3d imaging technologies and rendering solutions are helping accelerate sciences and make them more fun. We are looking at the example of fossils in amber and these technologies are capable of fat more than just generating beautiful images of fossils, users can now perform accurate measurements saving alot of time. Very often we publish a macro shot of an Xray render showing a fossil. The purpose of these softwares is not really to just make a beautiful picture of an entire sample, the real idea is that viewers can identify a specific Region Of Interest (ROI) and then zoom in on the area for inspection. For even better inspection users can crop (slice) an area and then have the ability to view it in higher resolution. When evaluating any of these softwares I highly recommend opening the task manager and watching how computer resources are being used. There is the added advantage that you can then have the idea of progess, this can be very useful considering that some tasks are time consuming and by looking at the task manager you can see that the program is actually working and that you need to wait. Without this technique i have noticed many users do not know when a program has hung or is in fact just busy crunching. I beleive good rendering programs should have discreet CPU GPU and RAM usage shown. There are softares that I used to use years ago but I have not included them as they are either no longer supported or they are not good at handling very large datasets. I have tried around 30 software packages for Volume rendering but many of them totally failed often due to discontinuation. I work with large datasets and it is important to use a well developed software to handle the volume intelligently. The list I have provided is both objective and personal. Dragonfly is fast intelligent and uses resources very efficiently, the AI functions are very valuable for serious researchers. If someone is new to volume rendering then I would recommend arivis or Imaris as they are ultra easy to use so people can get results fast effortlessly, after using an easy software users wont find the difficult ones so intimidating anymore. Researchers can make measurements and counting etc using AI saving hours and hours of laborious lab observations and on top of that the measurements done in this way are extremely accurate too I personally like to be able to use a variety of software solutions as they do have their own individual highlights. Stratavan's checkpoint has numerous tools that are especially valuable to paleontologists. Although I love all the programs in the list they do vary greatly in logic, some are very intuitive and easy to use and others work well but are quirky.

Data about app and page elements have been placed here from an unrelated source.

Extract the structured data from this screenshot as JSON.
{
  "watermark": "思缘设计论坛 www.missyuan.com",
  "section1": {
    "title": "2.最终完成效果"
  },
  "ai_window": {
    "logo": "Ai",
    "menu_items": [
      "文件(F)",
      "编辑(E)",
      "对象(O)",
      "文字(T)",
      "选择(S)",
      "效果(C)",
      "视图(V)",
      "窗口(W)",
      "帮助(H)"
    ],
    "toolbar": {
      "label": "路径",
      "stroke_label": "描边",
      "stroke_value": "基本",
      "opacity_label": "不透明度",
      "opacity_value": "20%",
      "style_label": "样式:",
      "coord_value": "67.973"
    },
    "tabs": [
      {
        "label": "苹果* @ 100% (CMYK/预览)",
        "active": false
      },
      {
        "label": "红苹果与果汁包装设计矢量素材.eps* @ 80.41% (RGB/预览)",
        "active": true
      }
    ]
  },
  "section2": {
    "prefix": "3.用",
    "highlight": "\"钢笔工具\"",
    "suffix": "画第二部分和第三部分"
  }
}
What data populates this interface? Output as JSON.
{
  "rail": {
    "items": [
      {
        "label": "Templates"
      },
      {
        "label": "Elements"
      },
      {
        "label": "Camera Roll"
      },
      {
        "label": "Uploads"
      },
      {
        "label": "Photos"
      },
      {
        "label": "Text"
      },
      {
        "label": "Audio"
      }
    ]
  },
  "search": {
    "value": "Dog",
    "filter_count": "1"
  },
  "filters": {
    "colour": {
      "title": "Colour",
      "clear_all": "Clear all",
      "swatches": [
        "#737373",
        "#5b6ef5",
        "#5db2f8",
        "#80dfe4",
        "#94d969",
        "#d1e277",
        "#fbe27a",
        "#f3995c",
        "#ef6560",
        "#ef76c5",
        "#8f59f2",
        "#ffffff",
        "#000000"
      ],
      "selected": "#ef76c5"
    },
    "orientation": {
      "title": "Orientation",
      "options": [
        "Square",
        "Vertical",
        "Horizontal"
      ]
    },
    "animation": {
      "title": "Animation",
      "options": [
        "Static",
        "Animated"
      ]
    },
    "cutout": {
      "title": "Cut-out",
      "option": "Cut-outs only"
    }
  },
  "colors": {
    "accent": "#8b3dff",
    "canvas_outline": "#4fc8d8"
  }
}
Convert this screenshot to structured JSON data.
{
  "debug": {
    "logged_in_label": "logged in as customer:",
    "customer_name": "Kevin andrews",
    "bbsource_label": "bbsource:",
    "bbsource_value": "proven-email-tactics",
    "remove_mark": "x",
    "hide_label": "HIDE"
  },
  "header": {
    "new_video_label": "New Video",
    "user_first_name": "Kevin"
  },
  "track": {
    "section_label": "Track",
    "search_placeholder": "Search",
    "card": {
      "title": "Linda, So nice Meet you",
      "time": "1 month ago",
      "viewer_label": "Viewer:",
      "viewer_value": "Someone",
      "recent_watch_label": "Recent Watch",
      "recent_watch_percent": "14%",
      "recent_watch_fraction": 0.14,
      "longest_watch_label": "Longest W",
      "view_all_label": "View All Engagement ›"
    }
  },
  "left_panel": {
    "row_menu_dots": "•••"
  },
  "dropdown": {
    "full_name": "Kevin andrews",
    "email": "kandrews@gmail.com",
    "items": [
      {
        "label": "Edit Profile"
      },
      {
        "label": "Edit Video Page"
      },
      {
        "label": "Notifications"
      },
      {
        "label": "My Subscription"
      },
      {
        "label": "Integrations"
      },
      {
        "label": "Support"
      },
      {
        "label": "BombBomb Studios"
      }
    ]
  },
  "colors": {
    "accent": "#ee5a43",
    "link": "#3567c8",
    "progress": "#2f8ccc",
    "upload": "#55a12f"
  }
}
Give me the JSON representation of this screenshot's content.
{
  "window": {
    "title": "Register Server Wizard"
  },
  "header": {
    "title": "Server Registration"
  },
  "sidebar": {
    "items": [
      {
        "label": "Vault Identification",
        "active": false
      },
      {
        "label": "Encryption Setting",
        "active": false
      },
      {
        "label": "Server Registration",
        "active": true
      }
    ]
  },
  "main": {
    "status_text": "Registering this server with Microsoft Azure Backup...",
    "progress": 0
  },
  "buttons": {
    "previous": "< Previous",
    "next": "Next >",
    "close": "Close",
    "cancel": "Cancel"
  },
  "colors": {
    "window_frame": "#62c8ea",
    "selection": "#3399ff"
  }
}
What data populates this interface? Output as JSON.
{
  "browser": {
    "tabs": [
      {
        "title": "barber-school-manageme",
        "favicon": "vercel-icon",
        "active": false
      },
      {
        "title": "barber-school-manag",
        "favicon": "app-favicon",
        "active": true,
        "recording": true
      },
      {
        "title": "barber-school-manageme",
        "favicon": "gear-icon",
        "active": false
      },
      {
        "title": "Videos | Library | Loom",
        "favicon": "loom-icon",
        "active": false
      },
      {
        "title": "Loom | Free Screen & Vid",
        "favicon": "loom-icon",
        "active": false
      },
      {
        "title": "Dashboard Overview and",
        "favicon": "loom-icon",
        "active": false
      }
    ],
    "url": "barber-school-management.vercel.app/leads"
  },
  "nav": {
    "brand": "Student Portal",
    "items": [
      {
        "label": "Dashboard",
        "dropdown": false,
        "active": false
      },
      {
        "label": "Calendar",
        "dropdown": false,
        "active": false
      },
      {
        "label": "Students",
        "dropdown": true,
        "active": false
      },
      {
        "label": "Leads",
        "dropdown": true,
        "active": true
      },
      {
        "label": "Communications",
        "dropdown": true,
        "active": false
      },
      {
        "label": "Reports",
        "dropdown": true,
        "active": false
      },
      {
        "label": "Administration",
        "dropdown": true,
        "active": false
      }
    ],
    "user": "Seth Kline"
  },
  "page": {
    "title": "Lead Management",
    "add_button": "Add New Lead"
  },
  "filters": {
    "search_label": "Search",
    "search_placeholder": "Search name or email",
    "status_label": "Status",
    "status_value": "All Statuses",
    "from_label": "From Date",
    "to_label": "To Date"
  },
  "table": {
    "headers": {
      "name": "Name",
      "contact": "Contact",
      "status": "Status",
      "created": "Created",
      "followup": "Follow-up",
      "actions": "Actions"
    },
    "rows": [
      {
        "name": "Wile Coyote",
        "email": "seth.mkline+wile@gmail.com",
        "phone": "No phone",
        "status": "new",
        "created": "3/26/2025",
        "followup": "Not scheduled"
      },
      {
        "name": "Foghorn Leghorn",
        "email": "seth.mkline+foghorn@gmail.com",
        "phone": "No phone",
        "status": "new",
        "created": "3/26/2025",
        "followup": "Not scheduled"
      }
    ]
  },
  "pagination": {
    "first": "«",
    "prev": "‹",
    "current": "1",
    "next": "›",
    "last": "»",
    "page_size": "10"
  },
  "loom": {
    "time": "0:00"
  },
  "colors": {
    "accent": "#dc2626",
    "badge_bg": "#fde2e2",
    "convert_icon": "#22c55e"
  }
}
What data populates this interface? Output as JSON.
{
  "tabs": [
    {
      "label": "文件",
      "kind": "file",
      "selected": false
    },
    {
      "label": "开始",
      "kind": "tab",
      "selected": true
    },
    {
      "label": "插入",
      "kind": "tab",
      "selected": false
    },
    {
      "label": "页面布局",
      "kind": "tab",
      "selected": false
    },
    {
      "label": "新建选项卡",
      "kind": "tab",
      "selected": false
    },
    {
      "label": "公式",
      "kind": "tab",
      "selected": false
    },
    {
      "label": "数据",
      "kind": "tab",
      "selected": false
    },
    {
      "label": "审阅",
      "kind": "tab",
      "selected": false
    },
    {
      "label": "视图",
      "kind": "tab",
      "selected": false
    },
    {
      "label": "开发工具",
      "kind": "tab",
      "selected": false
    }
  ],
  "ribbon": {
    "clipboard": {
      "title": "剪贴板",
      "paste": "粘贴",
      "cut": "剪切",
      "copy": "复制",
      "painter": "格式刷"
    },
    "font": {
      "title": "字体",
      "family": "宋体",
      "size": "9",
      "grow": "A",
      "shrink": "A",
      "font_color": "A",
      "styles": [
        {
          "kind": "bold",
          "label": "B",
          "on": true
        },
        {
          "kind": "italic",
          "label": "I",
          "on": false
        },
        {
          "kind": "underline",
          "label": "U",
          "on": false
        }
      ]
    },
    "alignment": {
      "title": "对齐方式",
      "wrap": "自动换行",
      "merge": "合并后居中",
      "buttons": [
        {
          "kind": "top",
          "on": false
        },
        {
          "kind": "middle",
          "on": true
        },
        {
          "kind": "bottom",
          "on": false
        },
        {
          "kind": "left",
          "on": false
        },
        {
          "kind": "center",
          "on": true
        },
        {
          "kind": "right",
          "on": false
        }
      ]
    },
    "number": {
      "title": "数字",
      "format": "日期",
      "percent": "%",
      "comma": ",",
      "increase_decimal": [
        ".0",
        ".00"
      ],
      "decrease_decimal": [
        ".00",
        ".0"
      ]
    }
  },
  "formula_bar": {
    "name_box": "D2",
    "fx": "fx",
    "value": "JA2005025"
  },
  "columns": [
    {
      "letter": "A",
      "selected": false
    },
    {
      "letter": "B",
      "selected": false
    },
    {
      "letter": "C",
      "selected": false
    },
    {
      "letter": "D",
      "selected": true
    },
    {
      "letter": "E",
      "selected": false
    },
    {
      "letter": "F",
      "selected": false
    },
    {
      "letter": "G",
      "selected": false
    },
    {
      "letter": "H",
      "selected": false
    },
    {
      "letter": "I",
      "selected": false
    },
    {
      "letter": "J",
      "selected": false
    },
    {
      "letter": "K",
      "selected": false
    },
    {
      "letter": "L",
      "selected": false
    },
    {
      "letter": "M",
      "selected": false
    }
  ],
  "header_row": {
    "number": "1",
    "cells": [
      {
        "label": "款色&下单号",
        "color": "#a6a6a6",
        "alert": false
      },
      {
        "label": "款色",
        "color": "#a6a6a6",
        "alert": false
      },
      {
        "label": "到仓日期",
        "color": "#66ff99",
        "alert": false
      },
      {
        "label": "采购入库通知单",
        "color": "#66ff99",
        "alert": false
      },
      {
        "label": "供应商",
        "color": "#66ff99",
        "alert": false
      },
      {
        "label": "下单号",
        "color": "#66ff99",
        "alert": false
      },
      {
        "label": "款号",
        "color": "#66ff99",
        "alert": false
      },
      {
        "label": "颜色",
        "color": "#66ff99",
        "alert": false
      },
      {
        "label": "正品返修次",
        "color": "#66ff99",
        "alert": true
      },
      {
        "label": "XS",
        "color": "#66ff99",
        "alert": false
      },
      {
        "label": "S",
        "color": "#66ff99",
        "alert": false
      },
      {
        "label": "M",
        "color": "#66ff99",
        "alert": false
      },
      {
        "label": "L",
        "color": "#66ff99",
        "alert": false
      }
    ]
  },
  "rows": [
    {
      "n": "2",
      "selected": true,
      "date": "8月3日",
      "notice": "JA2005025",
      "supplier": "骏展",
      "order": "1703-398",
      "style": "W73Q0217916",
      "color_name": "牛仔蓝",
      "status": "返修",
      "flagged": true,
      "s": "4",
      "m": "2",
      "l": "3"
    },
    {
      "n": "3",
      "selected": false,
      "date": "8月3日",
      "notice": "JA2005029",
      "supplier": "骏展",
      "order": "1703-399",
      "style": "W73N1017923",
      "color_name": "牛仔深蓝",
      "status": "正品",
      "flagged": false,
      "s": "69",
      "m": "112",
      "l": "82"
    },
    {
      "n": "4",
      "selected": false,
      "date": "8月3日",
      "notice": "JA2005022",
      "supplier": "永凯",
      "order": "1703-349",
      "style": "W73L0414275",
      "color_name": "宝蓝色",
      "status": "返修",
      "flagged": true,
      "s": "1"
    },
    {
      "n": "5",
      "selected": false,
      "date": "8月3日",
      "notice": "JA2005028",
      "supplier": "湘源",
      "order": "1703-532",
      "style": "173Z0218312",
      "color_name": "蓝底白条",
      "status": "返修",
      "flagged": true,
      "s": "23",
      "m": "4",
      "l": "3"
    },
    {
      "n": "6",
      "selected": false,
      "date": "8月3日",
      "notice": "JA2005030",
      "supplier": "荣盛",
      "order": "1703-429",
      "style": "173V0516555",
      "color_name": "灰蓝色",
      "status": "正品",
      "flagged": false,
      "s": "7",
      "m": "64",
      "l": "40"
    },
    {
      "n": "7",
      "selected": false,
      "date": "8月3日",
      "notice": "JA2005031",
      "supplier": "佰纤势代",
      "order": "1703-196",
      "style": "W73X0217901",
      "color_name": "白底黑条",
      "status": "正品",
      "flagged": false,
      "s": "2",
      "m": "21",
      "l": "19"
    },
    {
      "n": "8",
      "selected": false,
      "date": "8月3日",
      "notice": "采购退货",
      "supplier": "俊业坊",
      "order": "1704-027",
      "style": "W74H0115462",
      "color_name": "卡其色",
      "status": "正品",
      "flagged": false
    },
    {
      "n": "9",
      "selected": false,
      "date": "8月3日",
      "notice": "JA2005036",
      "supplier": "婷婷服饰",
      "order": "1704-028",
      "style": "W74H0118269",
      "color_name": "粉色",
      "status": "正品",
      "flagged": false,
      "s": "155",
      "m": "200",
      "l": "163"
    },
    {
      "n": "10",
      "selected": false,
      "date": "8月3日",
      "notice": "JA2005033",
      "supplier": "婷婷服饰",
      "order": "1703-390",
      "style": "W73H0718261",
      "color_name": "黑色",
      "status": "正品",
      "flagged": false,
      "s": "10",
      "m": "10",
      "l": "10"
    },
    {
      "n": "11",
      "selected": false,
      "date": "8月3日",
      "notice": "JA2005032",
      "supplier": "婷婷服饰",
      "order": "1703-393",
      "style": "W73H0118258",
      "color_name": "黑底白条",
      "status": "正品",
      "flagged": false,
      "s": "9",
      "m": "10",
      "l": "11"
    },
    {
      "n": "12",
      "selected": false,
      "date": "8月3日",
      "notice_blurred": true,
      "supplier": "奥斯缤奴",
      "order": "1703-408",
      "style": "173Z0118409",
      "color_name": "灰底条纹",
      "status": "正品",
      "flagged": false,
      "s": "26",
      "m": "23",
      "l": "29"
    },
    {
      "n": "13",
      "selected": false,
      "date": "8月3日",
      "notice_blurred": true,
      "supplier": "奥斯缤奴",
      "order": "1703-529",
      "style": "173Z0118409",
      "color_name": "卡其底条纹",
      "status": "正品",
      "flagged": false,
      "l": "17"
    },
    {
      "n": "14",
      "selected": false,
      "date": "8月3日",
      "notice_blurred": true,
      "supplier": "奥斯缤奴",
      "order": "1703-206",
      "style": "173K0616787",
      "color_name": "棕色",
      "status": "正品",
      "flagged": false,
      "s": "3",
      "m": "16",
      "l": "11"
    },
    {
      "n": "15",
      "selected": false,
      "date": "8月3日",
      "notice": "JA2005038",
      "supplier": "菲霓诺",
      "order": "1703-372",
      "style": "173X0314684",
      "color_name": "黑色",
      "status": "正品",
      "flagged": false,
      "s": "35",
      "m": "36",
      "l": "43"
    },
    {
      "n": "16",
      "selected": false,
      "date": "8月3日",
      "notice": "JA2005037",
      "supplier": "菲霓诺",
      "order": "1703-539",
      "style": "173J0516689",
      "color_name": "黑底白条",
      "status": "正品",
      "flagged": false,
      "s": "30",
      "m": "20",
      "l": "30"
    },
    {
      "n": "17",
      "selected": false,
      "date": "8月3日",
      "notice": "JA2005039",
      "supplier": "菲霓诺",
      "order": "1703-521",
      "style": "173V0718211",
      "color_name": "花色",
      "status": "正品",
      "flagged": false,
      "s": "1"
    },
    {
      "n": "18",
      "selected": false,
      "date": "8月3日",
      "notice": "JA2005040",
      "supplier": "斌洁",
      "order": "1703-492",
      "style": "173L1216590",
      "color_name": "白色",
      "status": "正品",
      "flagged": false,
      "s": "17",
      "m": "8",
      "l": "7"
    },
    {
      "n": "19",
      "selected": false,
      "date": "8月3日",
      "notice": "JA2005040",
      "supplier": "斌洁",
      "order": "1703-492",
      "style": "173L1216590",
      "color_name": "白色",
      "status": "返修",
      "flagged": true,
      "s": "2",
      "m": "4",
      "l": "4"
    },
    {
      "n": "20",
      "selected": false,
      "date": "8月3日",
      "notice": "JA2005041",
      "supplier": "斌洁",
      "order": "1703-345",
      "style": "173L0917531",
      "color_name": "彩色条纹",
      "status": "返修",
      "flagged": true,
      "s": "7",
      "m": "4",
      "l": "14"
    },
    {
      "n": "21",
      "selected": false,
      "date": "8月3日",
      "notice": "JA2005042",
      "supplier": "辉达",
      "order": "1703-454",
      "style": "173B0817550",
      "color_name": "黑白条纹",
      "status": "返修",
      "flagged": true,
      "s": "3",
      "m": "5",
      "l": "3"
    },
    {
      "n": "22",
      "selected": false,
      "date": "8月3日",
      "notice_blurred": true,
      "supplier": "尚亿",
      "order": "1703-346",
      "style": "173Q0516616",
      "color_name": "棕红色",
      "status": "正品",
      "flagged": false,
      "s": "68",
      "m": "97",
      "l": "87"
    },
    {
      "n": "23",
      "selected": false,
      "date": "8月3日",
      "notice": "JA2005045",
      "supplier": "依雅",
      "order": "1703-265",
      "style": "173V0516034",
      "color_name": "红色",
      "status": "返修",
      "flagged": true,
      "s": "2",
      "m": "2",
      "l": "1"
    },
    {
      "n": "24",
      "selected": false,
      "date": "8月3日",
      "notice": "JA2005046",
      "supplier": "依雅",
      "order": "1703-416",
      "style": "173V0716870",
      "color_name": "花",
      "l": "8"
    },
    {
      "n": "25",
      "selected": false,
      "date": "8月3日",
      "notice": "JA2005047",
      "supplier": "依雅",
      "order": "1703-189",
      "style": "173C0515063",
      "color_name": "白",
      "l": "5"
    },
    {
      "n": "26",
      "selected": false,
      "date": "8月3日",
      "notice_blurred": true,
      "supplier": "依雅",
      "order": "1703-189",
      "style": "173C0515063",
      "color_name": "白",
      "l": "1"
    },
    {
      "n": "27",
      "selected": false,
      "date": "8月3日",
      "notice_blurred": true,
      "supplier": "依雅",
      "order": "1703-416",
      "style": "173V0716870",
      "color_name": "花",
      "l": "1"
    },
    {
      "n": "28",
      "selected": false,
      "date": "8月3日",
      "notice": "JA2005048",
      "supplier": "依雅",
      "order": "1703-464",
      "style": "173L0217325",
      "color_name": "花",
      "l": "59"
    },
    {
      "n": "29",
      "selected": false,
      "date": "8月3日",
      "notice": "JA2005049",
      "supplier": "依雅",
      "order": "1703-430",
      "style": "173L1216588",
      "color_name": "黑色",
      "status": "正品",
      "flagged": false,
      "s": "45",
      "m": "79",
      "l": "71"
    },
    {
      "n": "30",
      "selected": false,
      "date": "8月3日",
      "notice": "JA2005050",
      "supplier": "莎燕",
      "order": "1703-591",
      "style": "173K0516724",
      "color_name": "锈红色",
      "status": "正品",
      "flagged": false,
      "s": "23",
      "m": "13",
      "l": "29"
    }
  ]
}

Researching ambers does not have to be expensive and throughout this website there are numerous tips and pieces of advice that are useful to collectors and scientists alike. Many simple cheap solutions can be implemented without sacrificing quality, if there is a research aspect that we have not answered then please feel free to let us know and we shall endeavor to help whenever possible, if you have any interesting solutions that you would like to share with is then of course we are always glad to hear from you too. Here are links to one of our projects that used 3d rendering:
  • Click here if you would like to see Hi Res images of the anurognathid wing claw

  • Click here if you would like a free download of reconstructed 3d stack of TIFF files for you to render yourself

  • Click here if you would like to see hires images the done flying anurognathid pterosaur rendered on Dragonfly software by Object Research Systems

  • Click here if you would like to see hires multi source videos of the anurognathus pterosaur rendered on Dragonfly software by Object Research Systems

  • Click here if you would like to see full images of an anurognathid with a cricket on its neck chasing a dragonfly in Cretaceous amber

  • Click here if you would like to see full images of an anurognathid with a cricket on its neck chasing a dragonfly in Cretaceous amber

  • Click here if you would like to see full images of an anurognathid with a cricket on its neck chasing a dragonfly in Cretaceous amber

  • Click here if you would like to see the main page for the anurognathid with a cricket on its neck chasing a dragonfly in Cretaceous amber